# Ring Theory (MAE725)

### General

School School of Science Department of Mathematics Undergraduate MAE725 7 Ring Theory Lectures (Weekly Teaching Hours: 3, Credits: 6) Special Background - Greek, English Yes See eCourse, the Learning Management System maintained by the University of Ioannina.

### Learning Outcomes

Learning outcomes The principal aim of the course is to introduce the students to the main tools and methods of the theory of non-commutative rings, where by non-commutative ring is meant an associative ring with unit, which is not necessarily commutative. The main objective of the course is to present the basic theory of rings and the ideas which lead to the proof of: (a) the fundamental theorem of Wedderburn-Artin concerning the structure of semisimple rings and, (b) the fundamental density theorem of Jacobson concerning the structure of primitive rings. A key element in the study of a ring is the interaction and interplay between ring-theoretical properties of the ring and the structure of its (left or right) ideals or modules. In the course a variety of examples and constructions will be analyzed and various applications of ring theory to other areas of mathematics (in particular of algebra) will be explored. At the end of the course we expect the student to have understood the definitions and basic theorems which are discussed in the course, to have understood how they are applied in discrete examples, to be able to apply the material in order to extract new elementary conclusions, and finally to perform some (no so obvious) calculations. The course aims to enable the undergraduate student to acquire the ability to analyse and synthesize basic knowledge of the Theory of Rings, which is an important part of modern algebra. The contact of the undergraduate student with the ideas and concepts of the theory of rings, (a) promotes the creative, analytical and deductive thinking and the ability to work independently, (b) improves his critical thinking and his ability to apply abstract knowledge in various field.

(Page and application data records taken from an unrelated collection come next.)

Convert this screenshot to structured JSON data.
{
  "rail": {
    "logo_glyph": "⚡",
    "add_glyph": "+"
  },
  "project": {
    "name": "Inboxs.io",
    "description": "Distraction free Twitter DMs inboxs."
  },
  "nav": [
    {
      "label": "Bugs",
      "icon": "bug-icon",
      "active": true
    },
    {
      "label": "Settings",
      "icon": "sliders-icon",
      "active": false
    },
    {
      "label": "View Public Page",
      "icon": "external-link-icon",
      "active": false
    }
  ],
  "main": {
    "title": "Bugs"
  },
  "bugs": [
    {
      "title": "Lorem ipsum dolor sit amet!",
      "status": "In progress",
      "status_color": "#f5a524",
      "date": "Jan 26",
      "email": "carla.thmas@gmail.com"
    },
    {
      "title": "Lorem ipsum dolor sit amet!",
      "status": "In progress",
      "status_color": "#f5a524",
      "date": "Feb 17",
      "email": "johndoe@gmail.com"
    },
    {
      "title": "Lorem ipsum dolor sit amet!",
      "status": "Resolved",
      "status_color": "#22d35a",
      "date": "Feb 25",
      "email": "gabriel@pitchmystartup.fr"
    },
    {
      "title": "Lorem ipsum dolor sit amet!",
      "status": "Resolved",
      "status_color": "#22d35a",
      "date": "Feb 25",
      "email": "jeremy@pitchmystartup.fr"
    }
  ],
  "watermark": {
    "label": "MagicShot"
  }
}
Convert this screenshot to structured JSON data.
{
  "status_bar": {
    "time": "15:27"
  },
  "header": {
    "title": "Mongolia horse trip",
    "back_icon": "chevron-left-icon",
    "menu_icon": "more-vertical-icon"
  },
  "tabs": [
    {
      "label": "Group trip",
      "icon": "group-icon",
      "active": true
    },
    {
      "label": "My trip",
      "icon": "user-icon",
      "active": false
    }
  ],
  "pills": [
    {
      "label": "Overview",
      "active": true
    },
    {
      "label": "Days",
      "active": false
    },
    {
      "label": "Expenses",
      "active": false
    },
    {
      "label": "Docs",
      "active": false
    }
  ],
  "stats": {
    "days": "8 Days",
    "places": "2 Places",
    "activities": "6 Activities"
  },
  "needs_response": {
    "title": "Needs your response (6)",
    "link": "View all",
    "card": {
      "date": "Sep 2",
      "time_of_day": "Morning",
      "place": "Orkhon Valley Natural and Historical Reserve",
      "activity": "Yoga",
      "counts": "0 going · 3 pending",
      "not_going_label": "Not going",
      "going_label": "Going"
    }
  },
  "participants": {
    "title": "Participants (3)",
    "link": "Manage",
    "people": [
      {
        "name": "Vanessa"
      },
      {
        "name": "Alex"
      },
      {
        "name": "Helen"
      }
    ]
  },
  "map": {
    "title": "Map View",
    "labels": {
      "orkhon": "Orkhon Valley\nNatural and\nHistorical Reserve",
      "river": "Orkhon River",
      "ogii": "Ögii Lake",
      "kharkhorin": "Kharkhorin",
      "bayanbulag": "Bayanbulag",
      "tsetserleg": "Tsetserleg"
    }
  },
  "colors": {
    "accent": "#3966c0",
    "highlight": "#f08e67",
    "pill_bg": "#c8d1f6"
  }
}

### Syllabus

Rings - Homomorphisms - Ideals - Quotient Rings - Modules - Rings arising from various constructions - Algebras - Group algebras - Modules over group algebras - Module homomorphisms - The bicommutator - Simple faithful modules and primitive rings - Artin rings - Simple finite dimensional algebras over algebraically closed fields - Artinian modules - Noetherian rings and modules - Jacobson radical.

### Teaching and Learning Methods - Evaluation

Delivery

Classroom (face to face)

Use of Information and Communications Technology
• Teaching Material: Teaching material in electronic form available at the home page of the course.
• Communication with the students:
1. Office hours for the students (questions and problem solving).
2. Email correspondence
3. Weekly updates of the homepage of the course.
Teaching Methods
Lectures (13x3) 39
Working independently 78
Exercises - Homeworks 33
Course total 150
Student Performance Evaluation

Combination of: Weekly homework, presentations in the class by the students, written work, and, at the end of the semester, written final exams in Greek (in case of Erasmus students, in English) which includes analysis of theoretical topics and resolving application problems.

### Attached Bibliography

See the official Eudoxus site or the local repository of Eudoxus lists per academic year, which is maintained by the Department of Mathematics. Books and other resources, not provided by Eudoxus:

• Nathan Jacobson: "Basic Algebra I & II", W. H. Freeman and Company,  (1985 & 1989).
• I.N. Herstein: "Non-commutative Rings", AMS, Carus Mathematical Monographs 85, (1971).
• Luis Rowen: "Ring Theory (student edition)", Academic Press, Second Edition, (1991).
• T.Y. Lam: "A First Course in Noncommutative Rings", GTM 131, Springer, (2001).
• P. M. Cohn: "Introduction to Ring Theory", Springer (2000).
• Y. Drozd and V. Kirichenko: "Finite Dimensional Algebras", Springer (1994).